- It is the student’s responsibility to thoroughly review the Graduate School’s graduation deadlines and thesis specifications pages. Also, refer to the Master’s Graduation checklist.
- The thesis paper must be submitted electronically to the Graduate School by the deadline.
- Prior to submission, an appointment with a Graduate School advisor should be made to ensure that all the formal requirements are met. A hard copy of the signature page, complete with the Thesis Committee members’ signatures, is submitted to, and remains in the Graduate School.
- It is the student’s responsibility to schedule the thesis defense by the defense deadline given by the Graduate School.
- At the conclusion of the thesis defense, the Masters' Exam Report must be signed by all members of the thesis committee. Majority approval is required to pass the exam in addition to at least two approving signatures on the Thesis paper signature page.

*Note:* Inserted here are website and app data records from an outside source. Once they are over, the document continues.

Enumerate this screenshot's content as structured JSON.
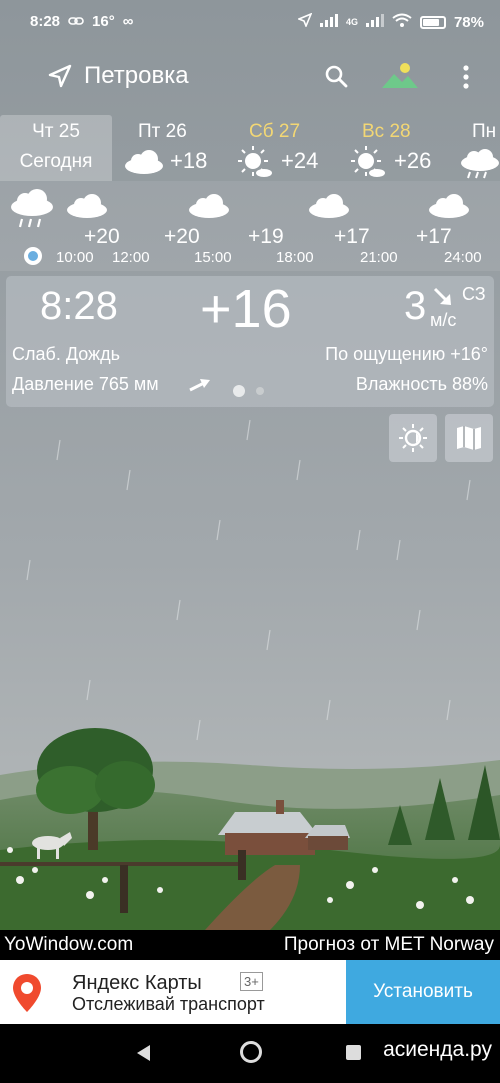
{
  "status_bar": {
    "time": "8:28",
    "temp_indicator": "16°",
    "network": "4G",
    "battery": "78%",
    "battery_level": 0.78,
    "icons": [
      "link-icon",
      "infinity-icon",
      "location-arrow-icon",
      "signal-icon",
      "wifi-icon",
      "battery-icon"
    ]
  },
  "header": {
    "location": "Петровка",
    "icons": [
      "location-arrow-icon",
      "search-icon",
      "landscape-icon",
      "more-vert-icon"
    ]
  },
  "days": [
    {
      "name": "Чт 25",
      "sub": "Сегодня",
      "weekend": false
    },
    {
      "name": "Пт 26",
      "temp": "+18",
      "icon": "cloud-icon",
      "weekend": false
    },
    {
      "name": "Сб 27",
      "temp": "+24",
      "icon": "sun-cloud-icon",
      "weekend": true
    },
    {
      "name": "Вс 28",
      "temp": "+26",
      "icon": "sun-cloud-icon",
      "weekend": true
    },
    {
      "name": "Пн",
      "icon": "rain-cloud-icon",
      "weekend": false
    }
  ],
  "hourly": [
    {
      "temp": "+20",
      "time": "10:00",
      "icon": "rain-cloud-icon"
    },
    {
      "temp": "+20",
      "time": "12:00",
      "icon": "cloud-icon"
    },
    {
      "temp": "+19",
      "time": "15:00",
      "icon": "cloud-icon"
    },
    {
      "temp": "+17",
      "time": "18:00",
      "icon": "cloud-icon"
    },
    {
      "temp": "+17",
      "time": "21:00",
      "icon": "cloud-icon"
    },
    {
      "temp": "",
      "time": "24:00",
      "icon": "cloud-icon"
    }
  ],
  "current": {
    "time": "8:28",
    "temp": "+16",
    "wind_speed": "3",
    "wind_dir": "СЗ",
    "wind_unit": "м/с",
    "condition": "Слаб. Дождь",
    "feels_like": "По ощущению +16°",
    "pressure": "Давление 765 мм",
    "humidity": "Влажность 88%"
  },
  "credits": {
    "left": "YoWindow.com",
    "right": "Прогноз от MET Norway"
  },
  "ad": {
    "title": "Яндекс Карты",
    "age": "3+",
    "subtitle": "Отслеживай транспорт",
    "button": "Установить",
    "accent": "#3fa9e0"
  },
  "watermark": "асиенда.ру"
}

- A hard copy of the final thesis paper is due to the graduate program coordinator by the last day of classes.
- The student must demonstrate mastery of the relevant scholarship and original scholarly research and writing at the M.A. level in art history.
- The thesis should be based on independent study and analysis.
- The thesis should represent 4-6 credit hours.
- In most cases, the thesis will be the equivalent of a 30-50-page paper, exclusive of endnotes, bibliography, and illustrations.
- The thesis paper must be written according to the specifications outlined by the Graduate School.
- The thesis committee must consist of at least 3 faculty members that have active graduate faculty appointments on file with the Graduate School.
- In consultation with the thesis advisor, the student will select a thesis committee for the thesis defense, an oral examination that consists of not less than 2 members of the art history graduate faculty, including the thesis advisor.
- The committee may include more members and graduate faculty outside the Department or outside the University if approved by the Department of Art and Art History.
- Any changes to the composition of the thesis committee after the pre-thesis review require a petition to the director of graduate studies for art history followed by a vote by the tenured/tenure-track faculty.